There are perhaps a few comments and details which should be considered: first of all, as the majority of Arab countries are non-democratic, people don’t “really” feel responsible because they have no way of changing an authority they don’t like, and they don’t feel that they are masters of their own political and social fate.
So, working on principles associated with responsibility is not an easy task but it is nonetheless a very interesting one, particularly in light of the region’s situation, where there is a feeling that outside the Arab world, a number of states and even societies are to some extent responsible for what is happening in the Arab world itself.
The work is, therefore, twofold: on the one hand, there is the issue of citizenship in the Arab world and the responsibility that leads to change, and on the other, solidarity between the world’s societies where people are working on the same principles.
How are you putting this Charter into action?
In this first phase, which we have been at for the last six months, we organised meetings with both groups of students and with the older generation that has, for years, been involved in social and cultural struggles and political work in general. So first of all, we present the Charter, its ideas and the actions that took place around Lille and since Lille. Secondly, we lead a discussion on how this notion of responsibility might be seen from an Arab point of view, and to what extent it expresses the concerns of Arab citizens who are seeking a world which is more responsible. Again, two generations are present:
The youngest, who are more interested by what is happening in the world and in the internationalist movement, are extremely enthusiastic.
So there were meetings, there was the dissemination of the Charter itself, which consists of two texts: the Charter and another text with an introduction that goes further into the approach behind the text. We are also going to present it on the websites of a number of Arab NGOs and social and political movements, and I think it will be beneficial for a lot of other countries.
There is also the idea of making a short film at least 5-6 minutes long with spots of people from different backgrounds and generations speaking about what the term responsibility evokes for them.

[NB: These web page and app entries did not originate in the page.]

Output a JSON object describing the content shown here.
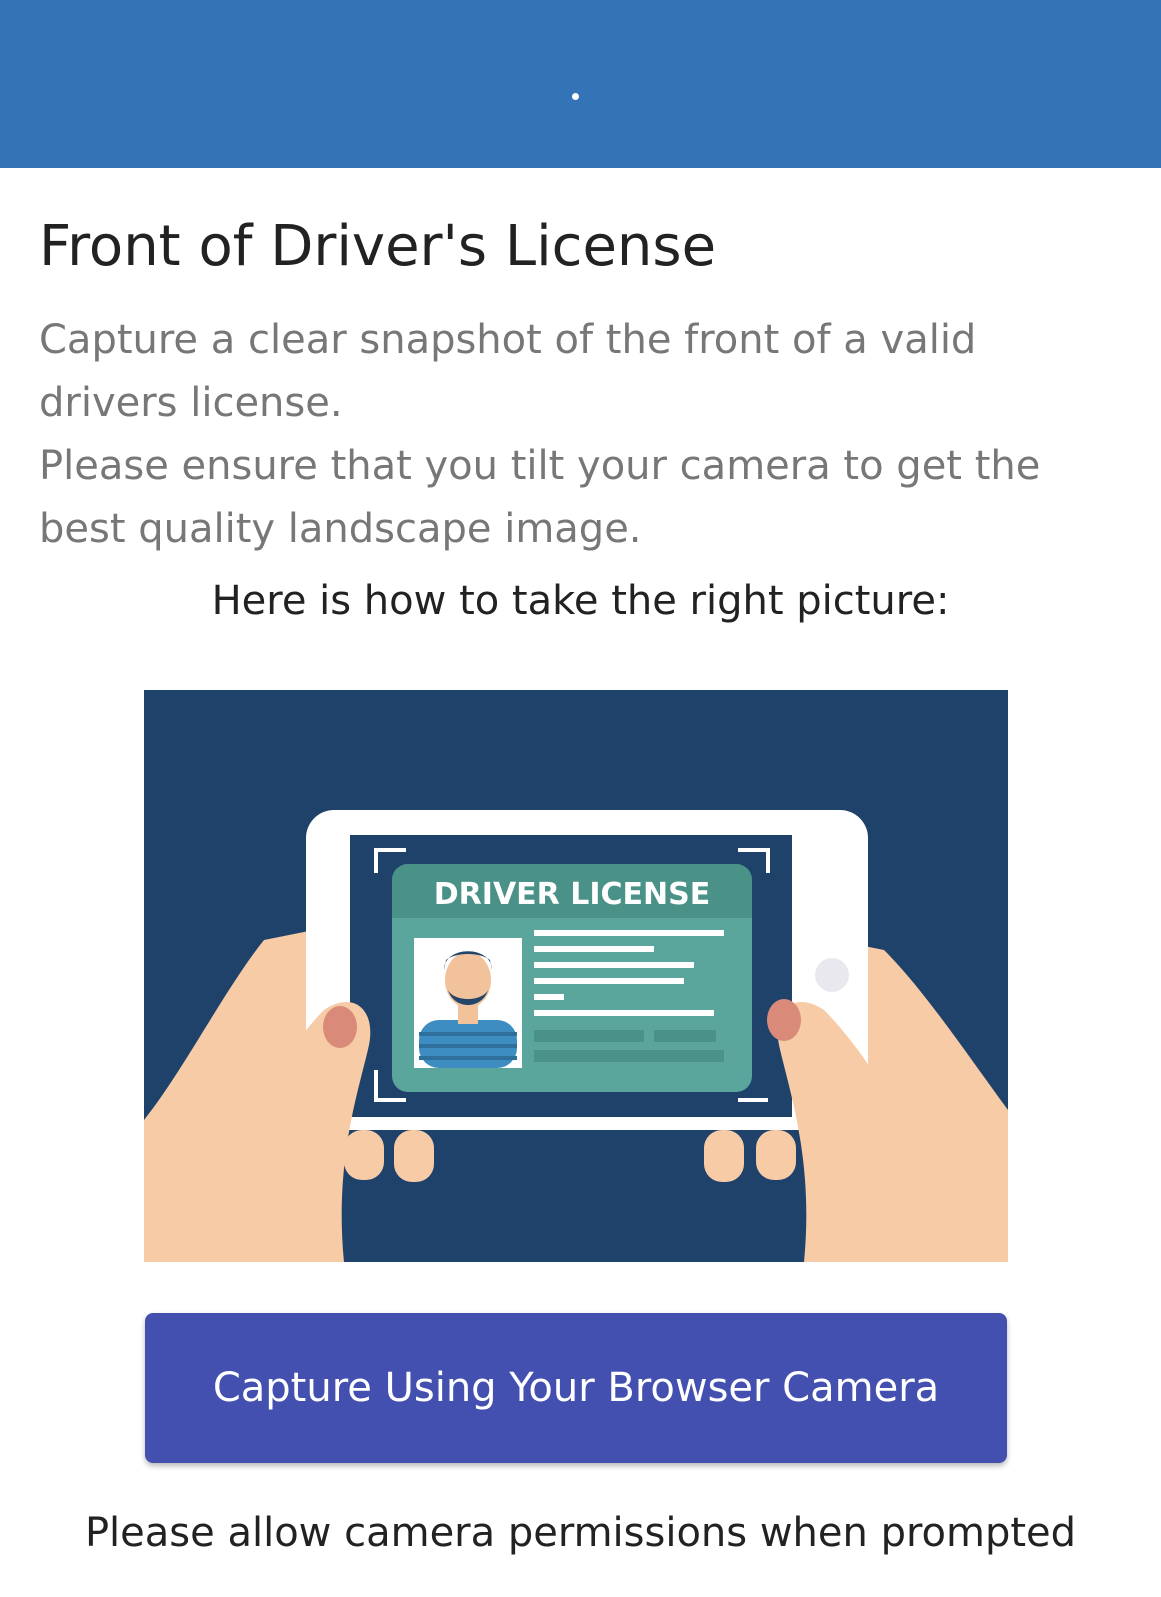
{
  "header": {
    "indicator": "loading-dot"
  },
  "main": {
    "title": "Front of Driver's License",
    "description_line1": "Capture a clear snapshot of the front of a valid",
    "description_line2": "drivers license.",
    "description_line3": "Please ensure that you tilt your camera to get the",
    "description_line4": "best quality landscape image.",
    "howto_label": "Here is how to take the right picture:",
    "illustration": {
      "card_title": "DRIVER LICENSE",
      "icon": "phone-capturing-license-illustration"
    },
    "capture_button_label": "Capture Using Your Browser Camera",
    "permission_note": "Please allow camera permissions when prompted"
  },
  "colors": {
    "header": "#3474b6",
    "button": "#4350b0",
    "illustration_bg": "#1f426b",
    "card": "#5aa69c",
    "card_header": "#4a9187"
  }
}
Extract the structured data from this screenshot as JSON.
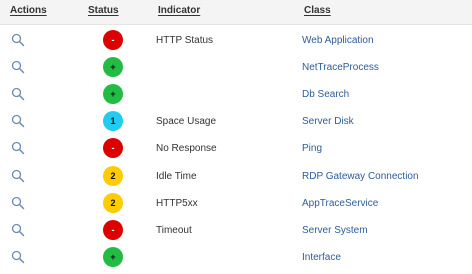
{
  "header": {
    "actions": "Actions",
    "status": "Status",
    "indicator": "Indicator",
    "class": "Class"
  },
  "colors": {
    "critical": "#dd0000",
    "ok": "#22bb44",
    "info": "#22ccee",
    "warning": "#ffcc00",
    "link": "#2e5c9a"
  },
  "rows": [
    {
      "action_icon": "search-icon",
      "status": "critical",
      "status_text": "-",
      "indicator": "HTTP Status",
      "class": "Web Application"
    },
    {
      "action_icon": "search-icon",
      "status": "ok",
      "status_text": "+",
      "indicator": "",
      "class": "NetTraceProcess"
    },
    {
      "action_icon": "search-icon",
      "status": "ok",
      "status_text": "+",
      "indicator": "",
      "class": "Db Search"
    },
    {
      "action_icon": "search-icon",
      "status": "info",
      "status_text": "1",
      "indicator": "Space Usage",
      "class": "Server Disk"
    },
    {
      "action_icon": "search-icon",
      "status": "critical",
      "status_text": "-",
      "indicator": "No Response",
      "class": "Ping"
    },
    {
      "action_icon": "search-icon",
      "status": "warning",
      "status_text": "2",
      "indicator": "Idle Time",
      "class": "RDP Gateway Connection"
    },
    {
      "action_icon": "search-icon",
      "status": "warning",
      "status_text": "2",
      "indicator": "HTTP5xx",
      "class": "AppTraceService"
    },
    {
      "action_icon": "search-icon",
      "status": "critical",
      "status_text": "-",
      "indicator": "Timeout",
      "class": "Server System"
    },
    {
      "action_icon": "search-icon",
      "status": "ok",
      "status_text": "+",
      "indicator": "",
      "class": "Interface"
    }
  ]
}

We also have the idea of holding a Lebanon meeting where we could invite representatives from civil society and former journalists, and I think we could find business leaders or people connected to the government, and hold a short seminar on the Charter and distribute it.

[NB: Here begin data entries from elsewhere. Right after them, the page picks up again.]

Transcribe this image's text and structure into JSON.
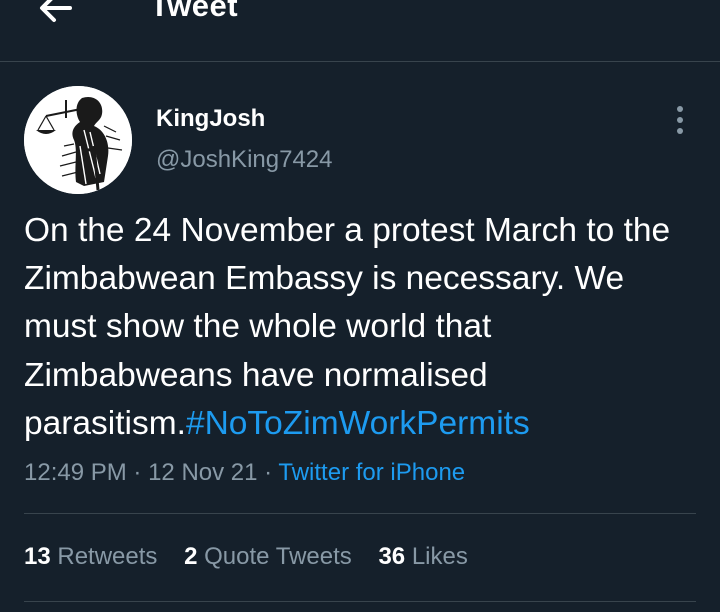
{
  "topbar": {
    "title": "Tweet"
  },
  "tweet": {
    "author": {
      "display_name": "KingJosh",
      "handle": "@JoshKing7424"
    },
    "text": "On the 24 November a protest March to the Zimbabwean Embassy is necessary. We must show the whole world that Zimbabweans have normalised parasitism.",
    "hashtag": "#NoToZimWorkPermits",
    "time": "12:49 PM",
    "date": "12 Nov 21",
    "separator": "·",
    "source": "Twitter for iPhone"
  },
  "stats": {
    "retweets": {
      "count": "13",
      "label": "Retweets"
    },
    "quote_tweets": {
      "count": "2",
      "label": "Quote Tweets"
    },
    "likes": {
      "count": "36",
      "label": "Likes"
    }
  },
  "icons": {
    "back": "back-arrow-icon",
    "more": "more-vertical-icon",
    "avatar": "justice-statue-avatar"
  },
  "colors": {
    "background": "#15202b",
    "divider": "#38444d",
    "secondary_text": "#8899a6",
    "link": "#1d9bf0"
  }
}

We could perhaps later invite several members of the International Committee to give conferences in universities where they could both target students and teachers, in preparation for a major meeting on the Charter in September 2006.
When I go back, I think that after seeing the work others have been able to do on the Charter, we will try to adopt several approaches, perhaps in connection with women, progressive members of parliament, businesspeople, etc.
So you work on a number of levels: directly with civil society, with the media, with political groups, with companies and so forth.
Exactly, because I think the challenge is that if the Charter is ever going to be extensively adopted and hold a place in public debates, the work cannot be restricted to grassroots or social movements sectors – although these sectors are very important – but there has to also be another level of work connected to the media, which is able to disseminate the principles on a large scale, or if they don’t want to speak about the Charter in its entirety, they can find a text with a principle that is able to spur debates on the idea of responsibility, and people connected to the decision making process.
I think working on multiple levels is important. Furthermore, if work on international institutions is to be developed with the Charter’s International Committee on an international level, it seems just as important to do some lobbying in numerous countries and not just in democratic countries where public opinions are listened to.
What are you referring to when you speak about “Lille”?
Lille was a Citizen Assembly of all the world’s continents. Before Lille, there had been regional and continental assemblies, with meetings in the Arab world, in Africa, Europe, Latin America and Asia. In these meetings, there had been a huge amount of discussion on a number of topics, from social movements, governance, participation, and women’s rights to a series of relatively complex topics.
In Lille, for each regional or continental meeting, there were delegates from a number of social backgrounds and professional profiles who met late in 2001 to put together this charter. This was done through workshops that took place over four or five days. Suggestions were put forward by each workshop, which at the end resulted in the drafting of the text.